Summer of 2020 I was encouraged to not give up on my Mesoamerican book and to give it another shot. Because of that encouragement, I revised Alan & Daniel again that summer. This was useful to me when Fall 2020, I applied to Pitch Wars, and I got in! I was chosen to be Sofiya Pasternack's mentee and I was so excited. Together, we revised Alan & Daniel again (this is like the fourth time?) and I rewrote, literally, 75% of the book over the course of three months. Sofiya didn't ask me to do that, by the way, but I was really inspired by her notes and I had a lot of my own ideas on how to make the story better.
When February came along, I participated in the Pitch Wars showcase. I received 29 Pitch Wars requests and 1 was emailed to me by the Pitch Wars team after the showcase closed, so a total of 30 requests for my book.
I was thrilled.
I was relieved.
I was scared.
Getting this many requests for Alan & Daniel had, at this point, become common for me. I queried a version of this story in April 2019 and another in October 2019, both popular among agents, neither getting me what I wanted: an offer. But this version of Alan & Daniel was my third large overhaul of the story. It had almost nothing in common with what I queried in April 2019 except the concept and the characters. I used a text analyzer and saw for myself that the two manuscripts were incredibly different even on the line level. From those 30 requests during the showcase along with some agents who didn't request, I queried 25 people total, and I received 20 full requests.
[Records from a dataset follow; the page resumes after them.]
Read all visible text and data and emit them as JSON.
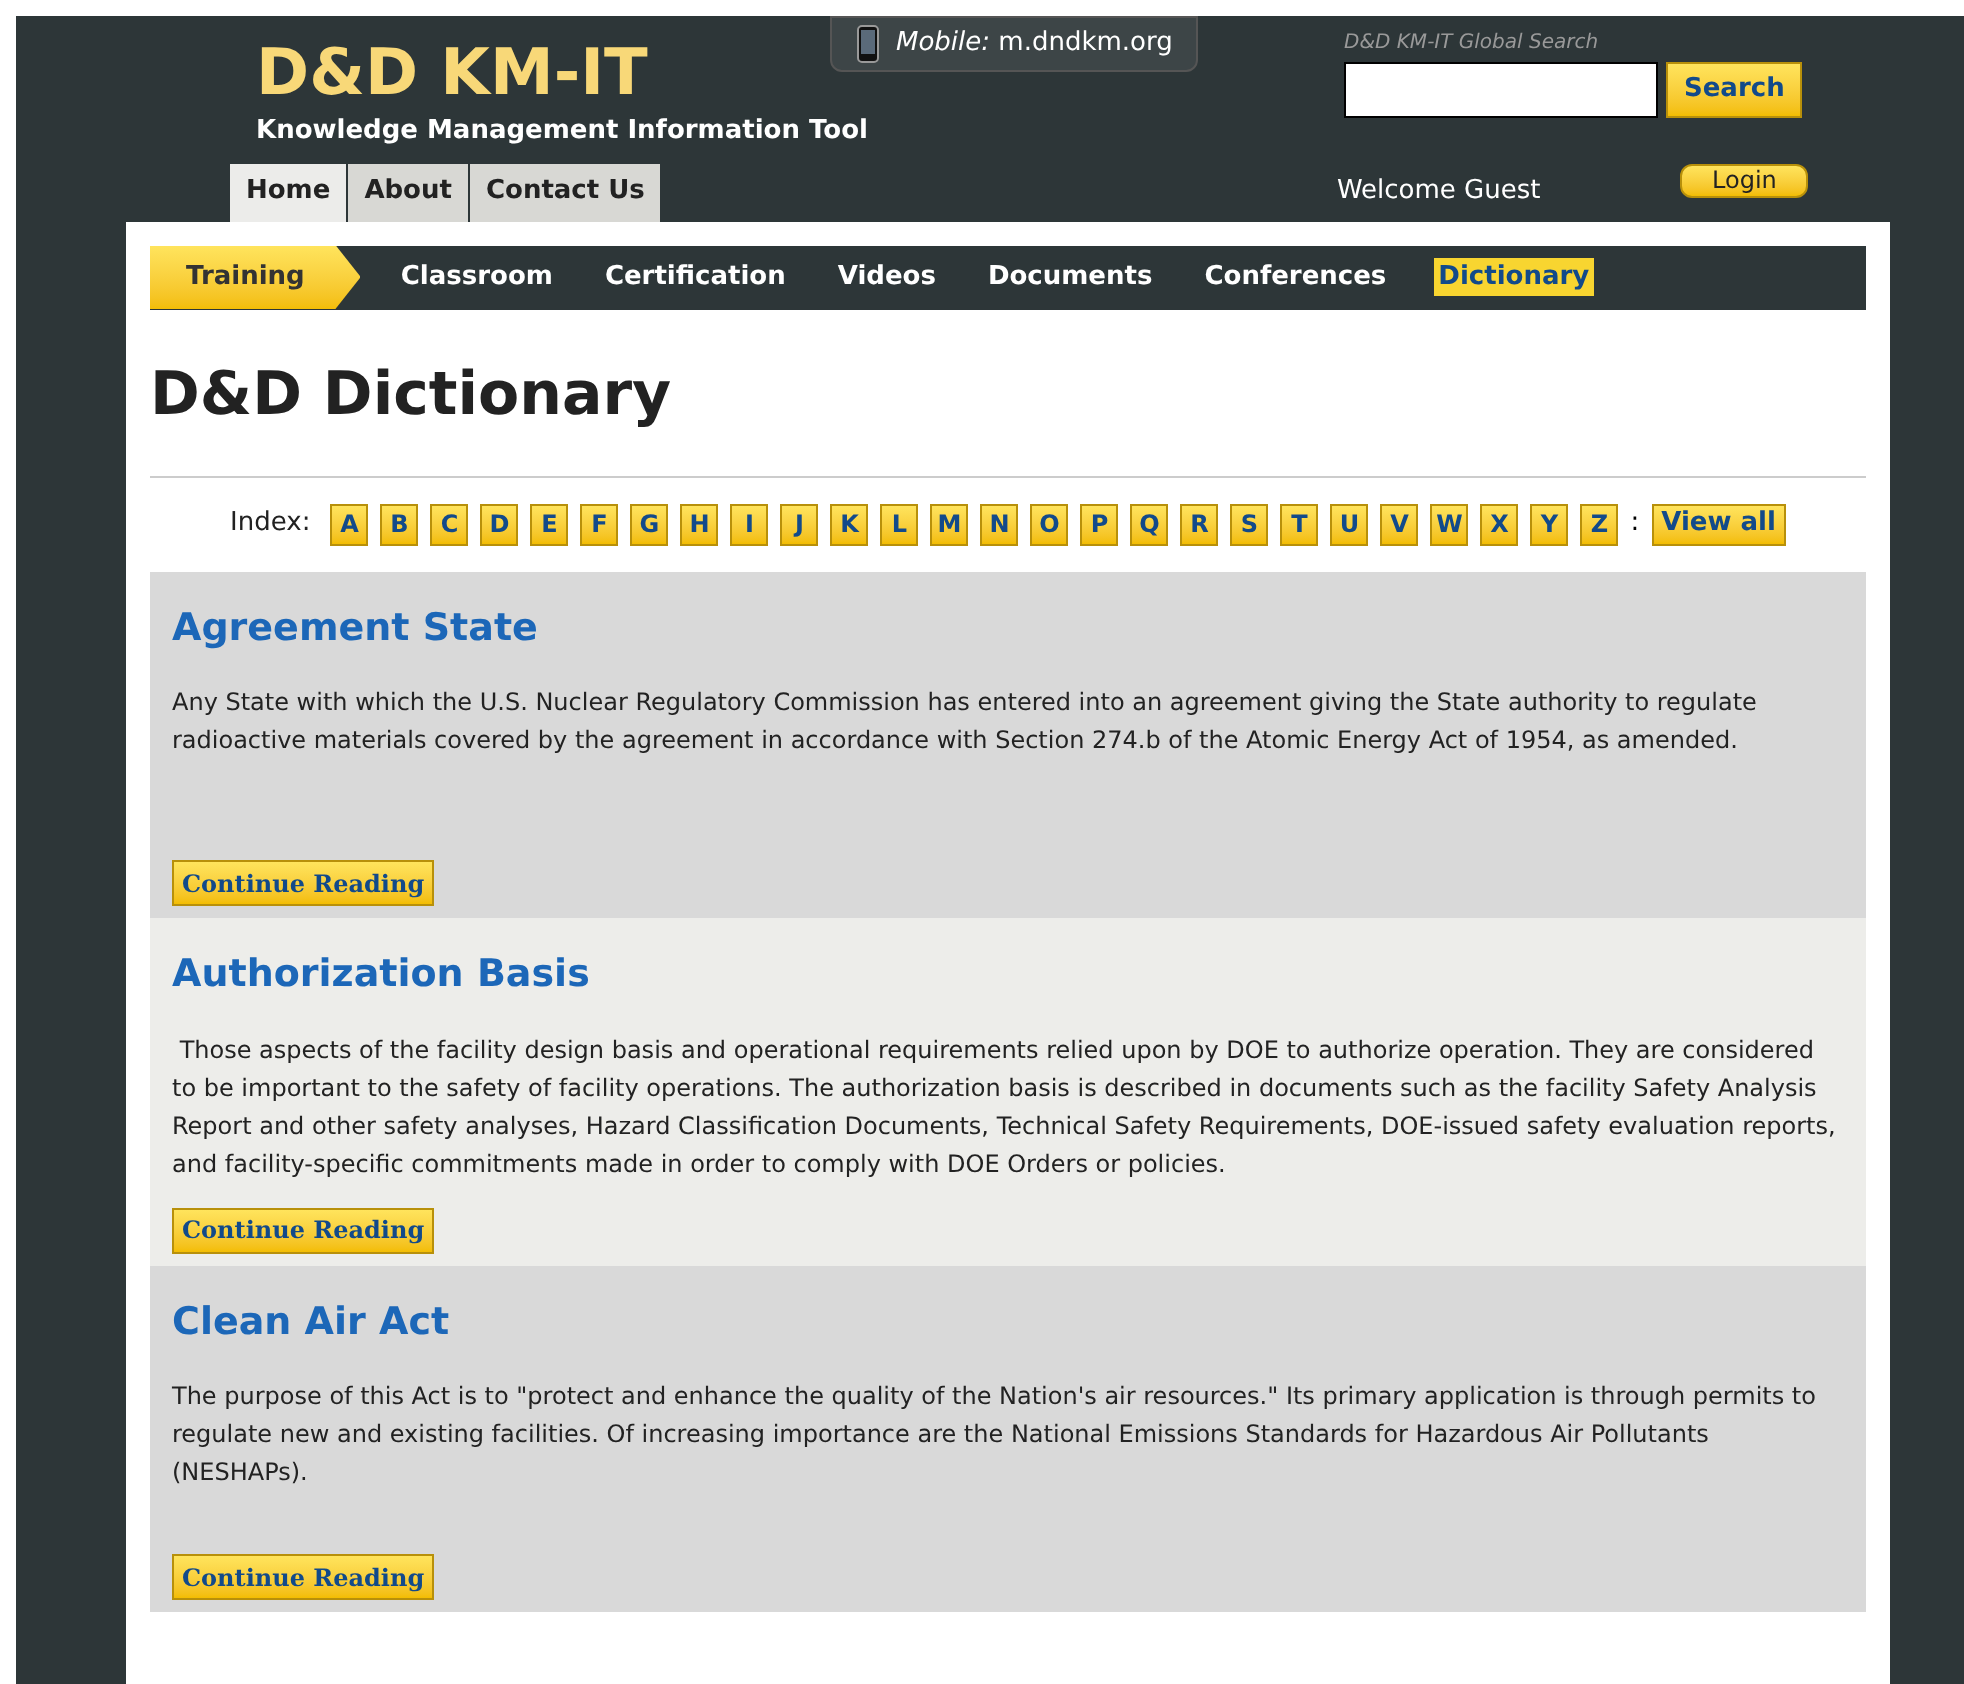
{
  "header": {
    "logo": "D&D KM-IT",
    "tagline": "Knowledge Management Information Tool",
    "mobile_label": "Mobile:",
    "mobile_url": "m.dndkm.org",
    "search_caption": "D&D KM-IT Global Search",
    "search_button": "Search",
    "welcome": "Welcome Guest",
    "login": "Login"
  },
  "top_tabs": [
    {
      "label": "Home",
      "selected": true
    },
    {
      "label": "About",
      "selected": false
    },
    {
      "label": "Contact Us",
      "selected": false
    }
  ],
  "nav": {
    "section": "Training",
    "items": [
      {
        "label": "Classroom",
        "selected": false
      },
      {
        "label": "Certification",
        "selected": false
      },
      {
        "label": "Videos",
        "selected": false
      },
      {
        "label": "Documents",
        "selected": false
      },
      {
        "label": "Conferences",
        "selected": false
      },
      {
        "label": "Dictionary",
        "selected": true
      }
    ]
  },
  "page_title": "D&D Dictionary",
  "index": {
    "label": "Index:",
    "letters": [
      "A",
      "B",
      "C",
      "D",
      "E",
      "F",
      "G",
      "H",
      "I",
      "J",
      "K",
      "L",
      "M",
      "N",
      "O",
      "P",
      "Q",
      "R",
      "S",
      "T",
      "U",
      "V",
      "W",
      "X",
      "Y",
      "Z"
    ],
    "separator": ":",
    "view_all": "View all"
  },
  "entries": [
    {
      "term": "Agreement State",
      "definition": "Any State with which the U.S. Nuclear Regulatory Commission has entered into an agreement giving the State authority to regulate radioactive materials covered by the agreement in accordance with Section 274.b of the Atomic Energy Act of 1954, as amended.",
      "button": "Continue Reading"
    },
    {
      "term": "Authorization Basis",
      "definition": " Those aspects of the facility design basis and operational requirements relied upon by DOE to authorize operation. They are considered to be important to the safety of facility operations. The authorization basis is described in documents such as the facility Safety Analysis Report and other safety analyses, Hazard Classification Documents, Technical Safety Requirements, DOE-issued safety evaluation reports, and facility-specific commitments made in order to comply with DOE Orders or policies.",
      "button": "Continue Reading"
    },
    {
      "term": "Clean Air Act",
      "definition": "The purpose of this Act is to \"protect and enhance the quality of the Nation's air resources.\" Its primary application is through permits to regulate new and existing facilities. Of increasing importance are the National Emissions Standards for Hazardous Air Pollutants (NESHAPs).",
      "button": "Continue Reading"
    }
  ]
}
And all that hard work paid off because the day after the Pitch Wars showcase ended, I got my first offer of representation.
This continued until I received 5 offers of representation in the end, all from amazing agents I had queried before and didn't have luck with. I accepted an offer of representation from Beth Phelan, and now we're working together, revising Alan & Daniel once more.
In the end, I had rewritten Alan & Daniel three times in my querying journey, not counting minor revisions throughout. I got signed for the same concept: twin brothers, Mesoamerican mythology, family adventure. But not for the same book. I changed the secondary cast, I changed some characters entirely, I changed the stakes, I changed the pacing, I changed all the dialogue, then all the prose.
What I have now is barely recognizable with what I had in 2019. It's surreal, it's ridiculous, but it worked. I do think it's important to know when to let go of a story, but if you truly love it and can't give up on it, ask yourself why? Deconstruct the manuscript and figure out what could work in another context. You could end up with a better book! And of course, I had an enormous amount of luck here: the community supporting my pitches, agents knowing who I am, getting chosen for Pitch Wars at all, but luck wasn't enough or I would've gotten signed in 2019.
I hope this transparency in my own journey gives querying writers a bit of hope because querying can be so demoralizing. So I recommend giving yourself the best chance possible (participate in DVpit and PitMad and other pitch contests!) and also revising the frick out of your book. I think it's true that the writers who will succeed and reach that next step are those who don't give up, so don't give up! Whether that means on your story or writing in general or just on yourself.